One morning before heading to work, he painted three unfinished paintings, which he described as created in the style of watercolor art and miniatures. He said they will become part of an exhibition to raise funds for refugees in Indonesia – once he has moved on to complete the pieces.

“I was in the middle of three, and then I had to come here and start working,” said Ali, who speaks fluent English. “I didn’t find the time.”

Bennington County Open Arms helps him find a new home. As with other Afghan arrivals, the organization will also assist him in obtaining furniture and other household items.

Ali is currently focused on making a good living, so he can bring his wife and two teenage children to the US, still living in Pakistan, and he hasn’t seen them in 10 years.

He said his children, now aged 16 to 13, should be urged to speak to him on the phone. His relationship with his wife also became increasingly strained due to the passage of time and the distance between them.

“I am desperate to see my family,” he said. “The only thing I can do is work really hard, really hard to at least show the government, the country that… I can take care of my family.”

Mohammed and Mary Jean face the same pressure.

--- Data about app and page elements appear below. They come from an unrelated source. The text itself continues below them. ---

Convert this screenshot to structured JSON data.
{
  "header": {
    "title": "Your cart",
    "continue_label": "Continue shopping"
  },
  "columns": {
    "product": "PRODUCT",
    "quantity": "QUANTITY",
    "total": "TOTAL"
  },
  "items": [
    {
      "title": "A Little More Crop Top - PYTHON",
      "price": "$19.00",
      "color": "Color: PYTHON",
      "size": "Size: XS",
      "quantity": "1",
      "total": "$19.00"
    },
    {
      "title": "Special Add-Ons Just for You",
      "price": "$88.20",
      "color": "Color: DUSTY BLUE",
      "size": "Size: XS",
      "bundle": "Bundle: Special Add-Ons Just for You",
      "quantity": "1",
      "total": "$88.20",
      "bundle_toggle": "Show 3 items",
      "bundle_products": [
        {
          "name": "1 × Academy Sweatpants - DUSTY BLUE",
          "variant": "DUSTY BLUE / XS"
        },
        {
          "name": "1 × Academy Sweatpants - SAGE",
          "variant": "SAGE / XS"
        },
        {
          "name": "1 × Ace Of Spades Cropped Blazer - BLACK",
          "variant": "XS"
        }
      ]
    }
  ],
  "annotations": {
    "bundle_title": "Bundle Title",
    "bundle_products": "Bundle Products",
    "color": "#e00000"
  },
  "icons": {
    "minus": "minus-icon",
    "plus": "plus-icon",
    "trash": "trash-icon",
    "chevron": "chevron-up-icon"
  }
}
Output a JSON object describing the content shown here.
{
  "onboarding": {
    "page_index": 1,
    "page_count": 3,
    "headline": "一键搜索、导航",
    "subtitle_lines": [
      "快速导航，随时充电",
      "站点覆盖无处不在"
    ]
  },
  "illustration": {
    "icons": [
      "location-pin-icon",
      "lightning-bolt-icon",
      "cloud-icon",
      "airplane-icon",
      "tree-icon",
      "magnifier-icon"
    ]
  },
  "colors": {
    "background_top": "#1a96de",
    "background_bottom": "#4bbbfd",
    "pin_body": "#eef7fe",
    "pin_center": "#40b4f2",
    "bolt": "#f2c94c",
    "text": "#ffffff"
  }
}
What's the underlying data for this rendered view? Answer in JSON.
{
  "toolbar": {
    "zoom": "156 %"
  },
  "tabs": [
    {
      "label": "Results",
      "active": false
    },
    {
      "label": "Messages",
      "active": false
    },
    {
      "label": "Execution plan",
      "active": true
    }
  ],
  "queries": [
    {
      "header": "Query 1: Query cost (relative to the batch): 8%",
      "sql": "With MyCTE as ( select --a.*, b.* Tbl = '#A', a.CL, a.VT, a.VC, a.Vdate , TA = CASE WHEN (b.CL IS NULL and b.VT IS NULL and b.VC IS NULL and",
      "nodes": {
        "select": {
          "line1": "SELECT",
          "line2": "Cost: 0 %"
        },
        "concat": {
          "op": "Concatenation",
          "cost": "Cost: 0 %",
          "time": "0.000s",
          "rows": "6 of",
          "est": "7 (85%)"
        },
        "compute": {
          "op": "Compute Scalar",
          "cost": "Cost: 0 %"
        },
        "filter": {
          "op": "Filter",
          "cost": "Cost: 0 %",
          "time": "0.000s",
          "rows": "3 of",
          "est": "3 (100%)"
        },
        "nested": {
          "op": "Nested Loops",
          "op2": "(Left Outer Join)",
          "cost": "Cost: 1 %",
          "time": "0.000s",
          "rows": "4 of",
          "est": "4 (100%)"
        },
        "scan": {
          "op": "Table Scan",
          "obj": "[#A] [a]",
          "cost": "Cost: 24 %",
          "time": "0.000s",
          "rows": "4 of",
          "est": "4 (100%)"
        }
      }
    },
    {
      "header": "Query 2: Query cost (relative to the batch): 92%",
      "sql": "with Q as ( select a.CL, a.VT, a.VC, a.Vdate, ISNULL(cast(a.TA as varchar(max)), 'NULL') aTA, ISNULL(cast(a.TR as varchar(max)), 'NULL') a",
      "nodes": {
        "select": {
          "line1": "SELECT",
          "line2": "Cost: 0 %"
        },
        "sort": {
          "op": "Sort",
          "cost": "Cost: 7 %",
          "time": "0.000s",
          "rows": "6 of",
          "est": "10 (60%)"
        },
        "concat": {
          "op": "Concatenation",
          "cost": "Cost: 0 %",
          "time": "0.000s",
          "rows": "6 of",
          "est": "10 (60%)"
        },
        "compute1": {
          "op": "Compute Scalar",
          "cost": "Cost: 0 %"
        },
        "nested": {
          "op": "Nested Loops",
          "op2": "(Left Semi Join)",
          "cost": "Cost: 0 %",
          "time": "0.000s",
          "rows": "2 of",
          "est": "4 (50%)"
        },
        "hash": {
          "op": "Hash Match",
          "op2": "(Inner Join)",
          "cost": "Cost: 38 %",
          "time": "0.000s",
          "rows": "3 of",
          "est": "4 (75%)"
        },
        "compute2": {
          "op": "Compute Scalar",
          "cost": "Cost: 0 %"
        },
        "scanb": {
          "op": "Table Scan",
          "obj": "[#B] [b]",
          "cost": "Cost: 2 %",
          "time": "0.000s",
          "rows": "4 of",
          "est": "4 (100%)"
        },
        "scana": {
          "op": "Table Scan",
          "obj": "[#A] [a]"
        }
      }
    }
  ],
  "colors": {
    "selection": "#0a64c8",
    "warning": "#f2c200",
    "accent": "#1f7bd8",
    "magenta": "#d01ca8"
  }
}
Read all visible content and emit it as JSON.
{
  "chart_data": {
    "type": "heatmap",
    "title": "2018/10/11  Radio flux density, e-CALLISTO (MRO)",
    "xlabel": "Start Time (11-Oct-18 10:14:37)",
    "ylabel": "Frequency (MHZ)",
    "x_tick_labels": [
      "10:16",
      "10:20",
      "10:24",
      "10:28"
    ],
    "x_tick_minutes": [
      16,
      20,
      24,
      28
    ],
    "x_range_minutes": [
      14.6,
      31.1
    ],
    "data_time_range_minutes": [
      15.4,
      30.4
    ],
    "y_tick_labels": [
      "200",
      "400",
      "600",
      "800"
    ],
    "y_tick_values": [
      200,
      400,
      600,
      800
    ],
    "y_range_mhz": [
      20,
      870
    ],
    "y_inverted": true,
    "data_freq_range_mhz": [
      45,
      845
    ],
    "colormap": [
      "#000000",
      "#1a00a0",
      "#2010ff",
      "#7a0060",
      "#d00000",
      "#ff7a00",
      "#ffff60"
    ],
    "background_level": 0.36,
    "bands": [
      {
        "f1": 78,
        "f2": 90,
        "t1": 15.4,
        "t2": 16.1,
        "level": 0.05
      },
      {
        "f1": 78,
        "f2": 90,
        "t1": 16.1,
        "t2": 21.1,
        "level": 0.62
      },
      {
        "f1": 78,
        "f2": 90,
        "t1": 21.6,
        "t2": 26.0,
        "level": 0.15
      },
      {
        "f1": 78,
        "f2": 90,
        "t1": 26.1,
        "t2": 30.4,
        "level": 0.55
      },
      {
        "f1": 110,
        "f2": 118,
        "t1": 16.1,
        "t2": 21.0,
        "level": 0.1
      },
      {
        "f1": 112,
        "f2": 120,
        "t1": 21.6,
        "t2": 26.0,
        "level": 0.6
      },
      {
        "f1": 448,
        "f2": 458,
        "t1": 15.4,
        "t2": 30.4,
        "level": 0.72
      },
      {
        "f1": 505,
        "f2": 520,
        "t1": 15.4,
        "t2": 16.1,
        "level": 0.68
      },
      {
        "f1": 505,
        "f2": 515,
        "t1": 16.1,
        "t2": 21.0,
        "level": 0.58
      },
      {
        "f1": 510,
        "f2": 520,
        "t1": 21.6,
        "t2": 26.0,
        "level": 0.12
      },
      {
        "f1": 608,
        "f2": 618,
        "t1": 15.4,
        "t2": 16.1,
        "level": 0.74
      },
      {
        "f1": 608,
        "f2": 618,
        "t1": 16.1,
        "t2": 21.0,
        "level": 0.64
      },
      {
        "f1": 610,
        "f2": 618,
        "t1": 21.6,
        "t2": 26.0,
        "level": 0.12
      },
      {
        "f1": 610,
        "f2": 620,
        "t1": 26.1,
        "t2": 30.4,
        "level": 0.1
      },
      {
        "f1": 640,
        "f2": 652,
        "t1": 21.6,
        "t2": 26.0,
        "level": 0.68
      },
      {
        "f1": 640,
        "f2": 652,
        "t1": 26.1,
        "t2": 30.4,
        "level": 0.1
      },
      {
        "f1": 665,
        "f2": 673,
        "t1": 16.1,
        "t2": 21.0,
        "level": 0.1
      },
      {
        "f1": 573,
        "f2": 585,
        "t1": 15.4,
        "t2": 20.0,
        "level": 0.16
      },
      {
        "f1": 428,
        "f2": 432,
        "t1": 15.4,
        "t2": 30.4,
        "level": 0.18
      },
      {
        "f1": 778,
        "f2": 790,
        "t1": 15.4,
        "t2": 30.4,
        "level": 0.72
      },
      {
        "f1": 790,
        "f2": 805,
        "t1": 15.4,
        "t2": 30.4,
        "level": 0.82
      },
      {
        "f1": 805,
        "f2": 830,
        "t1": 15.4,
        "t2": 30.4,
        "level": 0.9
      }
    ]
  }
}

The couple are working to bring to the United States their two other children who were abandoned in Afghanistan. As the family made their way to Kabul airport for a US-bound flight last year, the two boys were separated from their parents amid a crush of people trying to escape. They were able to safely return to their relatives.

Mary Jean talks about having an “empty space” inside her heart as she waits to be reunited with her children.

Muhammad said he has more freedoms to live in America, but he often finds his thoughts drifting away from his two sons, who are far from the ocean.

“Even when I work, my mind is still at home,” he said. “Once they come here, we will be much more stable and happier.”